A handout by the Tribal Research And Cultural Foundation, an organisation working for the Gujjars, has impressed upon various organisations working for tribal in the State to mobilise resources for providing necessary logistics to migratory tribes.
The migratory families met with noted Gujjar researcher Dr. Javaid Rahi and said that the main migration routes, including Jamiya Gali, Gora Batta, Nanansar, Ropadi Dharhal Pass , Mughal Road and others, were badly damaged due to heavy snowfall last winter and were in need of urgent repairs . Accordingly, Dr. Rahi appealed to the relevant agencies to undertake early repairs to these traditional routes.
“Due to sudden raised in daily temperature they started their journey toward hilly areas. In some areas the migration also delayed due ongoing election in Jammu and Kashmir” he said.

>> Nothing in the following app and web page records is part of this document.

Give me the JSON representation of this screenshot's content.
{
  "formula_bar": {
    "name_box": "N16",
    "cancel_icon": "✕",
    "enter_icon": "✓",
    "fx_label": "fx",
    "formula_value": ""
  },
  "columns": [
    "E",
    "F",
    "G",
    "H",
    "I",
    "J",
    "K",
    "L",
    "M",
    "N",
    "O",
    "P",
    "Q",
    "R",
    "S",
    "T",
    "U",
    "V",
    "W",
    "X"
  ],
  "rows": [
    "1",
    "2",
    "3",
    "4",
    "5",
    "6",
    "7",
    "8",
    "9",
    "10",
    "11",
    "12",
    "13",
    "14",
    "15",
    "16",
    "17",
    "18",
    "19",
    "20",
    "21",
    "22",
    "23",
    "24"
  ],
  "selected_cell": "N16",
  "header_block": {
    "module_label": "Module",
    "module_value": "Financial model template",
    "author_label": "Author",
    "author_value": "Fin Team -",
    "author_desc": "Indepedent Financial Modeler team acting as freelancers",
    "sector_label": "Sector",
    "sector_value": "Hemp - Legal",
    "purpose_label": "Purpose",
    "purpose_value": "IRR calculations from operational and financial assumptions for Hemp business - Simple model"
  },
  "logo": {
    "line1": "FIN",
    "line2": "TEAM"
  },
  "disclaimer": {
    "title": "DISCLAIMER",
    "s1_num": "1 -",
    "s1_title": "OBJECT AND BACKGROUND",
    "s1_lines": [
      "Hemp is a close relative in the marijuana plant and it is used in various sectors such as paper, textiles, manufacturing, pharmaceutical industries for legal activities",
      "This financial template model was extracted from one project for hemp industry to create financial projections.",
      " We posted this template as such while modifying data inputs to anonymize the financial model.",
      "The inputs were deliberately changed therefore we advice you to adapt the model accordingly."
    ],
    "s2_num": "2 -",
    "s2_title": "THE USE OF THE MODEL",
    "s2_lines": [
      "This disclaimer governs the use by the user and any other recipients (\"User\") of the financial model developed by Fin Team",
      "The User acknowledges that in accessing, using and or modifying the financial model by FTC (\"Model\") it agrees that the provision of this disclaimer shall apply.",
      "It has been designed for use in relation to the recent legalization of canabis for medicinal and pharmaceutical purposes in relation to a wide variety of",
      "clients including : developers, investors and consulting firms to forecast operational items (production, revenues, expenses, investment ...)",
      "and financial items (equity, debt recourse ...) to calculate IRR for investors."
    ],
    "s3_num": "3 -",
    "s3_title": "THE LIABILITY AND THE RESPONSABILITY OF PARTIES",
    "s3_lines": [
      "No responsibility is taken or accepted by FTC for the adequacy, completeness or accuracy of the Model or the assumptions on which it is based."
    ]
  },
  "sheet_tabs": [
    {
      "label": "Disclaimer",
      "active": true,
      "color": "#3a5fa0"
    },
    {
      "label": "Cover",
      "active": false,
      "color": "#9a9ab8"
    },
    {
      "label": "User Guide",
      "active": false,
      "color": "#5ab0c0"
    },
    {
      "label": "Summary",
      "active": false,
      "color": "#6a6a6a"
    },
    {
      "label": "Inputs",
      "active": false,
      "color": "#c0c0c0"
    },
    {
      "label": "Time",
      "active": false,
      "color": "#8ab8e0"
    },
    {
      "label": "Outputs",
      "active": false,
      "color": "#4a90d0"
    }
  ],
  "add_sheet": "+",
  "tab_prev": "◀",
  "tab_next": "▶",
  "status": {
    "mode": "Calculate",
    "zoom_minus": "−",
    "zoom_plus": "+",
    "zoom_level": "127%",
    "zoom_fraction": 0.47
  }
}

While interacting with migratory nomads, Dr. Rahi informed that the matter regarding restoration of all restricted pasture and dhoks located near Indo-Pak border and in Ladakh areas of Jammu and Kashmir to Gujjar and Bakerwals was taken with the local district magistrates, he said . “We have written a number of letters to DMs through Tribal Research and Cultural Foundation and pleaded to revoke all orders restricting nomads to migrate seasonally in the state” said a senior functionary urged for free movement of all migratory communities to the areas belongs to them since centuries’. It said all such order needs immediate revocation as the Gujjars and Bakerwals suffered a great loss to their lifestyle, economy and tribal culture.” said TRCF’s letters addressed to DMs.
“Due to restriction in Tribal movement in several areas the Gujjars–Bakerwals are facing extreme adversities, toughest lifestyle, lack economic freedom owing to deficiency of resources so they (Tribal) deserve special attentions of state and Central governments,” the letter reads.
The Gujjars constituted more than 20 per cent population of the State and a sizeable population of the tribe, along with their livestock, undertake migration.